Interestingly, she pointed out that many disasters will be immediately followed by a sort of lightheartedness within the community, but it will not take long for the shock to fade and significant trauma to set in. This is one of the reasons why access to care is such a major component of disaster response, as swift, orderly, and strategic steps must be taken almost immediately to ensure that those impacted are on the right track toward recovery.
Again, this further strengthens the concept that social services professionals are critical in any recovery situation, regardless of whether it was caused by a natural or manmade disaster.

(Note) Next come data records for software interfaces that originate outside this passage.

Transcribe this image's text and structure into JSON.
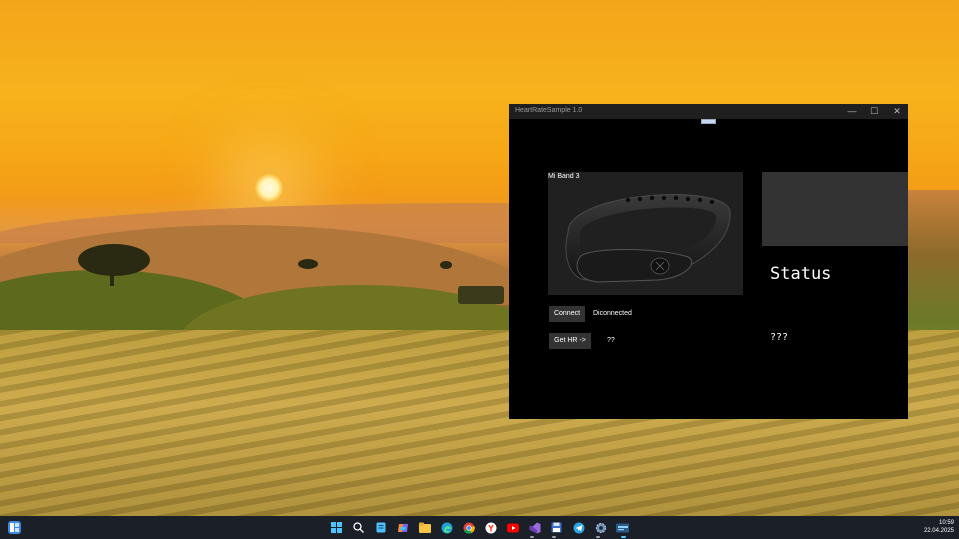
{
  "window": {
    "title": "HeartRateSample 1.0",
    "controls": {
      "minimize": "—",
      "maximize": "☐",
      "close": "✕"
    }
  },
  "device": {
    "name": "Mi Band 3"
  },
  "buttons": {
    "connect": "Connect",
    "get_hr": "Get HR ->"
  },
  "connection_status": "Diconnected",
  "heart_rate_value": "??",
  "status": {
    "heading": "Status",
    "value": "???"
  },
  "taskbar": {
    "icons": [
      "widgets-icon",
      "start-icon",
      "search-icon",
      "notes-icon",
      "copilot-icon",
      "file-explorer-icon",
      "edge-icon",
      "chrome-icon",
      "yandex-icon",
      "youtube-icon",
      "visual-studio-icon",
      "save-app-icon",
      "telegram-icon",
      "settings-icon",
      "heart-rate-app-icon"
    ],
    "time": "10:59",
    "date": "22.04.2025"
  },
  "colors": {
    "window_bg": "#000000",
    "panel_bg": "#333333",
    "taskbar_bg": "#1b1f27"
  }
}
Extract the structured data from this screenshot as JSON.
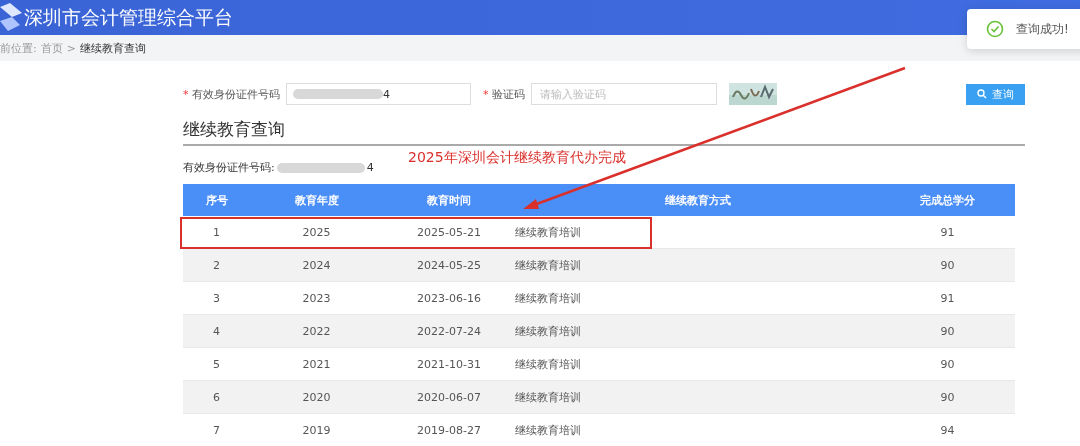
{
  "header": {
    "title": "深圳市会计管理综合平台"
  },
  "breadcrumb": {
    "prefix": "前位置:",
    "items": [
      {
        "label": "首页",
        "current": false
      },
      {
        "label": "继续教育查询",
        "current": true
      }
    ],
    "separator": ">"
  },
  "toast": {
    "message": "查询成功!"
  },
  "form": {
    "id_field": {
      "mark": "*",
      "label": "有效身份证件号码",
      "value": "4"
    },
    "captcha_field": {
      "mark": "*",
      "label": "验证码",
      "placeholder": "请输入验证码"
    },
    "search_button": "查询"
  },
  "section_title": "继续教育查询",
  "id_line": {
    "label": "有效身份证件号码:",
    "value": "4"
  },
  "annotation": {
    "text": "2025年深圳会计继续教育代办完成"
  },
  "table": {
    "columns": [
      "序号",
      "教育年度",
      "教育时间",
      "继续教育方式",
      "完成总学分"
    ],
    "rows": [
      {
        "cells": [
          "1",
          "2025",
          "2025-05-21",
          "继续教育培训",
          "91"
        ],
        "highlighted": true
      },
      {
        "cells": [
          "2",
          "2024",
          "2024-05-25",
          "继续教育培训",
          "90"
        ],
        "highlighted": false
      },
      {
        "cells": [
          "3",
          "2023",
          "2023-06-16",
          "继续教育培训",
          "91"
        ],
        "highlighted": false
      },
      {
        "cells": [
          "4",
          "2022",
          "2022-07-24",
          "继续教育培训",
          "90"
        ],
        "highlighted": false
      },
      {
        "cells": [
          "5",
          "2021",
          "2021-10-31",
          "继续教育培训",
          "90"
        ],
        "highlighted": false
      },
      {
        "cells": [
          "6",
          "2020",
          "2020-06-07",
          "继续教育培训",
          "90"
        ],
        "highlighted": false
      },
      {
        "cells": [
          "7",
          "2019",
          "2019-08-27",
          "继续教育培训",
          "94"
        ],
        "highlighted": false
      }
    ]
  }
}
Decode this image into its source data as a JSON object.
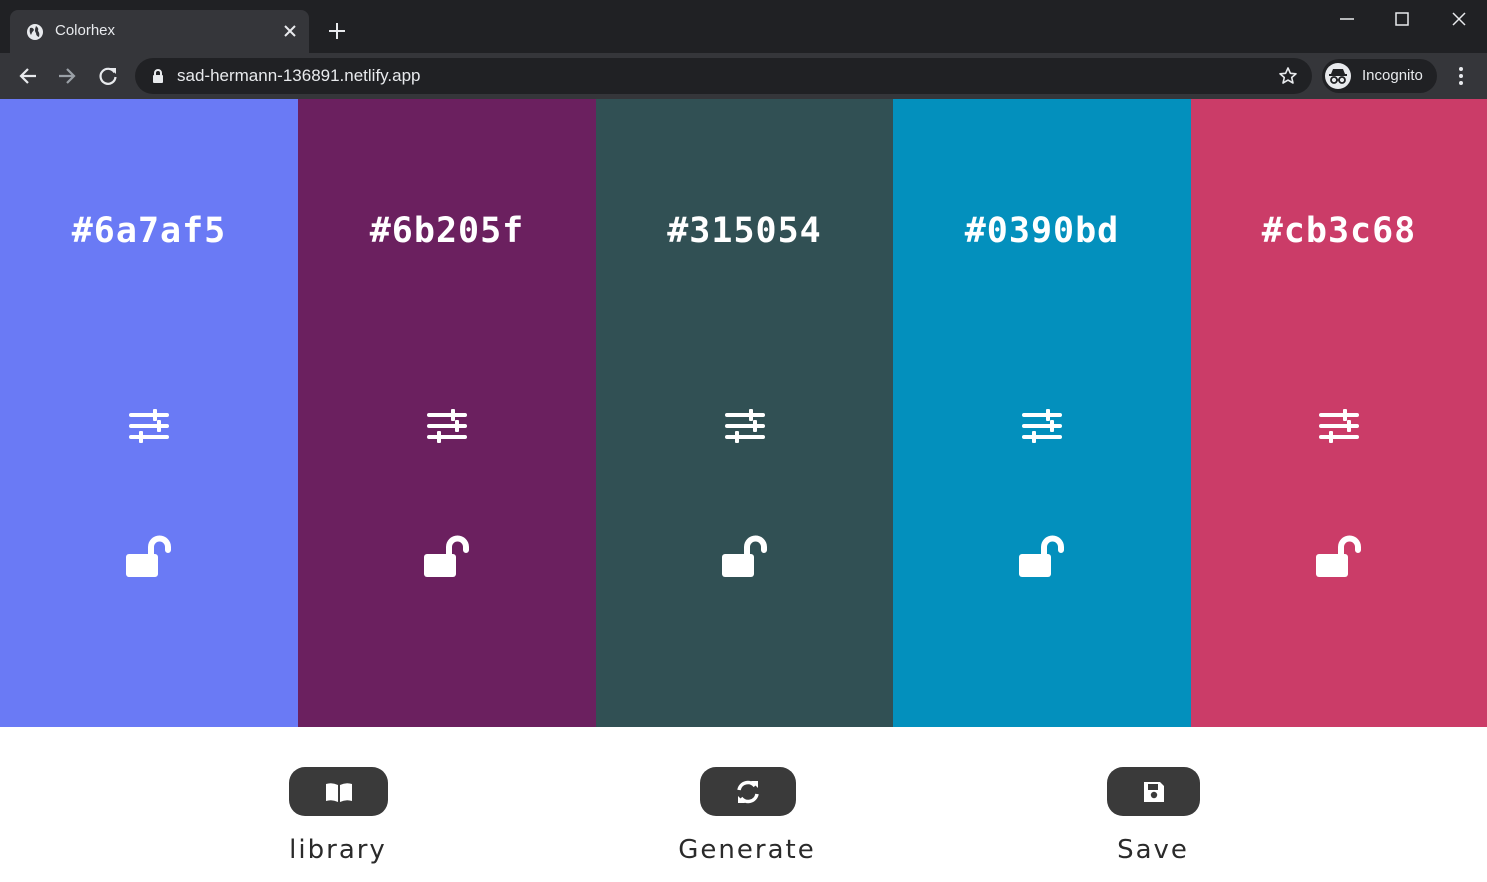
{
  "browser": {
    "tab_title": "Colorhex",
    "url": "sad-hermann-136891.netlify.app",
    "profile_label": "Incognito",
    "icons": {
      "favicon": "globe-icon",
      "tab_close": "close-icon",
      "new_tab": "plus-icon",
      "back": "arrow-left-icon",
      "forward": "arrow-right-icon",
      "reload": "reload-icon",
      "secure": "lock-icon",
      "bookmark": "star-icon",
      "incognito": "incognito-icon",
      "menu": "kebab-menu-icon",
      "window_controls": [
        "minimize-icon",
        "maximize-icon",
        "close-icon"
      ]
    },
    "colors": {
      "frame": "#202124",
      "toolbar": "#35363a",
      "text": "#e8eaed"
    }
  },
  "palette": {
    "swatches": [
      {
        "hex": "#6a7af5",
        "color": "#6a7af5",
        "adjust_icon": "sliders-icon",
        "lock_icon": "lock-open-icon",
        "locked": false
      },
      {
        "hex": "#6b205f",
        "color": "#6b205f",
        "adjust_icon": "sliders-icon",
        "lock_icon": "lock-open-icon",
        "locked": false
      },
      {
        "hex": "#315054",
        "color": "#315054",
        "adjust_icon": "sliders-icon",
        "lock_icon": "lock-open-icon",
        "locked": false
      },
      {
        "hex": "#0390bd",
        "color": "#0390bd",
        "adjust_icon": "sliders-icon",
        "lock_icon": "lock-open-icon",
        "locked": false
      },
      {
        "hex": "#cb3c68",
        "color": "#cb3c68",
        "adjust_icon": "sliders-icon",
        "lock_icon": "lock-open-icon",
        "locked": false
      }
    ]
  },
  "controls": {
    "library": {
      "label": "library",
      "icon": "book-open-icon"
    },
    "generate": {
      "label": "Generate",
      "icon": "sync-icon"
    },
    "save": {
      "label": "Save",
      "icon": "floppy-disk-icon"
    },
    "button_color": "#3a3a3a"
  }
}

Individuals who are either thinking about becoming social workers, are currently getting their degree, or are already professionals will need to understand some of the patterns and processes involved in response. Here are some useful facts and matters of note to consider:

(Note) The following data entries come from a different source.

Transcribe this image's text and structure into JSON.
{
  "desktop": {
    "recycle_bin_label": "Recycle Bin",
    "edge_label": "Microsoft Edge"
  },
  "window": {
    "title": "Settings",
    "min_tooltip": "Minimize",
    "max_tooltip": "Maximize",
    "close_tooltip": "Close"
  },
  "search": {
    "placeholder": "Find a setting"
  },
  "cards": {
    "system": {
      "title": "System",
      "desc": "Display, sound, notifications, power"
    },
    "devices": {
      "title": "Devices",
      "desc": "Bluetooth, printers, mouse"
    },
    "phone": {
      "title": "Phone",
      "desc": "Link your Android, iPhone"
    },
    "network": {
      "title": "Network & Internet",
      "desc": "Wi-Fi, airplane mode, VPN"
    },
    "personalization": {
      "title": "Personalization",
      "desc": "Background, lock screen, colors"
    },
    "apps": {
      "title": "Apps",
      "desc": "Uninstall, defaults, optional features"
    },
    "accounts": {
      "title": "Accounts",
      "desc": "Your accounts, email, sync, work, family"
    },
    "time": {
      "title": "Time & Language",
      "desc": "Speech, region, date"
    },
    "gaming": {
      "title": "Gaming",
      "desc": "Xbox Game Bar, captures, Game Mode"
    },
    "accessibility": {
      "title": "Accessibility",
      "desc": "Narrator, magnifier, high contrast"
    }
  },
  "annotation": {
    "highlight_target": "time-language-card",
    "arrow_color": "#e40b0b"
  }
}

- Timelines: The National Association of Social Workers breaks the responsibilities of professionals down into four segments based on timing. This begins with the preemptive measures taken before the event takes place, during the harshest moments, the immediate fallout, and the long-term aspects of recovery and healing.
- Wide-reaching impacts: The Social Work Policy Institute stated that events such as the Oklahoma City Bombing and World Trade Center terrorist attacks had mental health impacts thousands of miles from where they occurred. This presents unique challenges to social workers as a result of what the institute calls “vicarious stress,” which are highly common in violent, cataclysmic events caused by unnatural forces.
- Methodologies of assistance: The National Institutes of Health published guidance regarding social work methodologies in the wake of a disaster. These can include the creation of policy structures to support efforts of social work entities, integration of the plans into the disaster recovery framework and community-based intervention that leverages strong ties in the area while trying to bring it back to a state of normalcy.
As is the case with virtually any social work activities, communities and individuals will be reliant upon these professionals to mentally heal from the trauma of major natural and manmade events. This means that certain social workers need to have a strong background in psychology education and community development, as well as specialization in disaster response and PTSD treatment.
“It takes a village”
A report from Raquel Cohen published in the World Psychiatric Association Journal argued that social workers are certainly going to play the most central role in supporting communities after a disaster, but they are not the only ones. Rather, other types of caregivers within the community and paraprofessional workers – especially in rural communities – will also be critical to a full, lasting recovery.
In this regard, there are many concerns such as burnout among caregivers, paraprofessionals, private sector individuals, and social workers themselves. So, social workers who are capable of empowering and supporting the community, effectively creating a system and structure that is somewhat self-sustaining, might be the most successful in their efforts to support the individuals therein.
As such, in addition to the wide range of skills, knowledge, and passions that social workers must possess when they are involved in these situations, they need to be exceptional communicators, leaders, and orchestrators. By creatively and intelligently developing a strategy that brings the community together rather than separating individuals in accordance with their stress levels or trauma, the inhabitants will tend to be better-positioned to heal in a lasting fashion.
All of the above research shows why those interested in social work need to complete thorough, extensive and top-notch education during their undergraduate and post-graduate years. Choosing the right school for this will also have a positive impact on the careers and success rates of social workers down the line.